[Opening PROVIDED RECORDS section]
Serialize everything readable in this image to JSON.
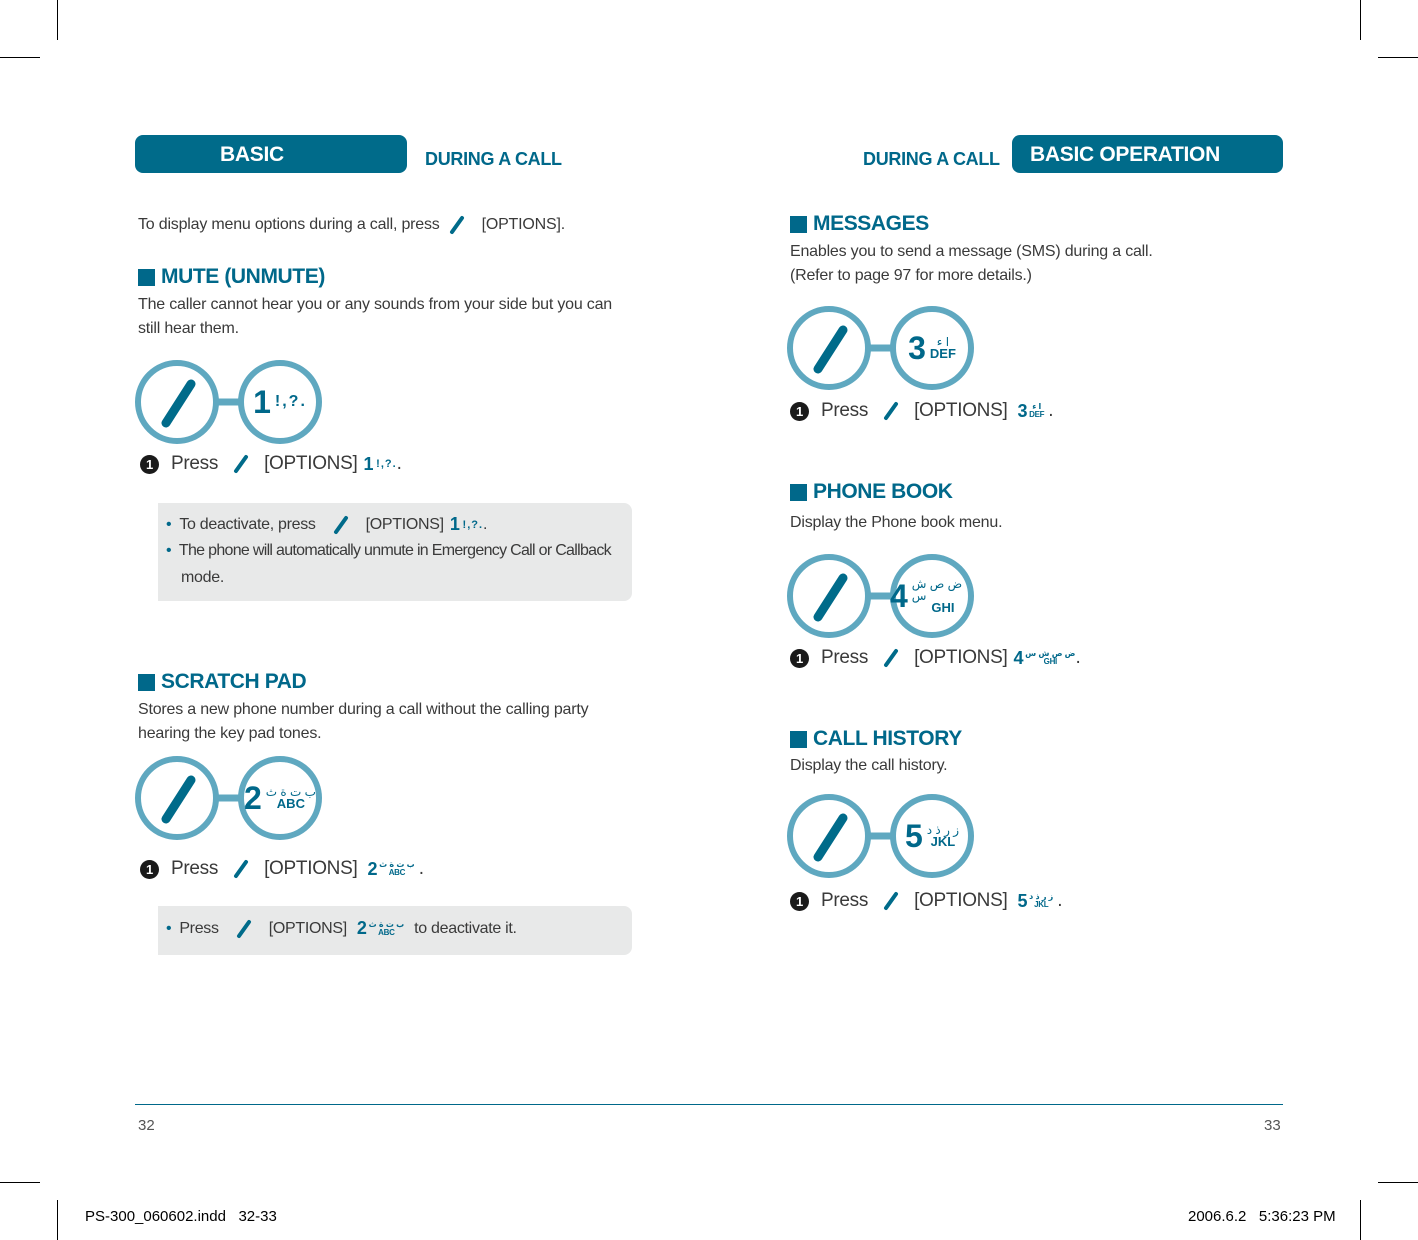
{
  "left_page": {
    "header": {
      "section": "BASIC OPERATION",
      "subsection": "DURING A CALL"
    },
    "intro": {
      "before": "To display menu options during a call, press",
      "after": "[OPTIONS]."
    },
    "sections": [
      {
        "title": "MUTE (UNMUTE)",
        "description_lines": [
          "The caller cannot hear you or any sounds from your side but you can",
          "still hear them."
        ],
        "key": {
          "number": "1",
          "symbols": "!,?.",
          "latin": "",
          "arabic": ""
        },
        "step": {
          "index": "1",
          "press": "Press",
          "options": "[OPTIONS]",
          "end": "."
        },
        "notes": [
          {
            "before": "To deactivate, press",
            "options": "[OPTIONS]",
            "end": "."
          },
          {
            "text": "The phone will automatically unmute in Emergency Call or Callback",
            "continuation": "mode."
          }
        ]
      },
      {
        "title": "SCRATCH PAD",
        "description_lines": [
          "Stores a new phone number during a call without the calling party",
          "hearing the key pad tones."
        ],
        "key": {
          "number": "2",
          "symbols": "",
          "latin": "ABC",
          "arabic": "ب ت ة ث"
        },
        "step": {
          "index": "1",
          "press": "Press",
          "options": "[OPTIONS]",
          "end": "."
        },
        "notes": [
          {
            "before": "Press",
            "options": "[OPTIONS]",
            "after": "to deactivate it."
          }
        ]
      }
    ],
    "page_number": "32"
  },
  "right_page": {
    "header": {
      "section": "BASIC OPERATION",
      "subsection": "DURING A CALL"
    },
    "sections": [
      {
        "title": "MESSAGES",
        "description_lines": [
          "Enables you to send a message (SMS) during a call.",
          "(Refer to page 97 for more details.)"
        ],
        "key": {
          "number": "3",
          "latin": "DEF",
          "arabic": "ا ء"
        },
        "step": {
          "index": "1",
          "press": "Press",
          "options": "[OPTIONS]",
          "end": "."
        }
      },
      {
        "title": "PHONE BOOK",
        "description_lines": [
          "Display the Phone book menu."
        ],
        "key": {
          "number": "4",
          "latin": "GHI",
          "arabic": "ض ص ش س"
        },
        "step": {
          "index": "1",
          "press": "Press",
          "options": "[OPTIONS]",
          "end": "."
        }
      },
      {
        "title": "CALL HISTORY",
        "description_lines": [
          "Display the call history."
        ],
        "key": {
          "number": "5",
          "latin": "JKL",
          "arabic": "ز ر ذ د"
        },
        "step": {
          "index": "1",
          "press": "Press",
          "options": "[OPTIONS]",
          "end": "."
        }
      }
    ],
    "page_number": "33"
  },
  "slug": {
    "file": "PS-300_060602.indd   32-33",
    "timestamp": "2006.6.2   5:36:23 PM"
  },
  "icons": {
    "options_key": "slash-soft-key-icon",
    "section_marker": "square-bullet-icon",
    "step_marker": "circled-one-icon"
  },
  "colors": {
    "brand": "#006b8a",
    "ring": "#5fa8c0",
    "note_bg": "#e8e9e9"
  }
}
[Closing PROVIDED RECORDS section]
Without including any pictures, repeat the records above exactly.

:: EXERCISE RESPONSE ::
Serialize everything readable in this image to JSON.
{
  "left_page": {
    "header": {
      "section": "BASIC OPERATION",
      "subsection": "DURING A CALL"
    },
    "intro": {
      "before": "To display menu options during a call, press",
      "after": "[OPTIONS]."
    },
    "sections": [
      {
        "title": "MUTE (UNMUTE)",
        "description_lines": [
          "The caller cannot hear you or any sounds from your side but you can",
          "still hear them."
        ],
        "key": {
          "number": "1",
          "symbols": "!,?.",
          "latin": "",
          "arabic": ""
        },
        "step": {
          "index": "1",
          "press": "Press",
          "options": "[OPTIONS]",
          "end": "."
        },
        "notes": [
          {
            "before": "To deactivate, press",
            "options": "[OPTIONS]",
            "end": "."
          },
          {
            "text": "The phone will automatically unmute in Emergency Call or Callback",
            "continuation": "mode."
          }
        ]
      },
      {
        "title": "SCRATCH PAD",
        "description_lines": [
          "Stores a new phone number during a call without the calling party",
          "hearing the key pad tones."
        ],
        "key": {
          "number": "2",
          "symbols": "",
          "latin": "ABC",
          "arabic": "ب ت ة ث"
        },
        "step": {
          "index": "1",
          "press": "Press",
          "options": "[OPTIONS]",
          "end": "."
        },
        "notes": [
          {
            "before": "Press",
            "options": "[OPTIONS]",
            "after": "to deactivate it."
          }
        ]
      }
    ],
    "page_number": "32"
  },
  "right_page": {
    "header": {
      "section": "BASIC OPERATION",
      "subsection": "DURING A CALL"
    },
    "sections": [
      {
        "title": "MESSAGES",
        "description_lines": [
          "Enables you to send a message (SMS) during a call.",
          "(Refer to page 97 for more details.)"
        ],
        "key": {
          "number": "3",
          "latin": "DEF",
          "arabic": "ا ء"
        },
        "step": {
          "index": "1",
          "press": "Press",
          "options": "[OPTIONS]",
          "end": "."
        }
      },
      {
        "title": "PHONE BOOK",
        "description_lines": [
          "Display the Phone book menu."
        ],
        "key": {
          "number": "4",
          "latin": "GHI",
          "arabic": "ض ص ش س"
        },
        "step": {
          "index": "1",
          "press": "Press",
          "options": "[OPTIONS]",
          "end": "."
        }
      },
      {
        "title": "CALL HISTORY",
        "description_lines": [
          "Display the call history."
        ],
        "key": {
          "number": "5",
          "latin": "JKL",
          "arabic": "ز ر ذ د"
        },
        "step": {
          "index": "1",
          "press": "Press",
          "options": "[OPTIONS]",
          "end": "."
        }
      }
    ],
    "page_number": "33"
  },
  "slug": {
    "file": "PS-300_060602.indd   32-33",
    "timestamp": "2006.6.2   5:36:23 PM"
  },
  "icons": {
    "options_key": "slash-soft-key-icon",
    "section_marker": "square-bullet-icon",
    "step_marker": "circled-one-icon"
  },
  "colors": {
    "brand": "#006b8a",
    "ring": "#5fa8c0",
    "note_bg": "#e8e9e9"
  }
}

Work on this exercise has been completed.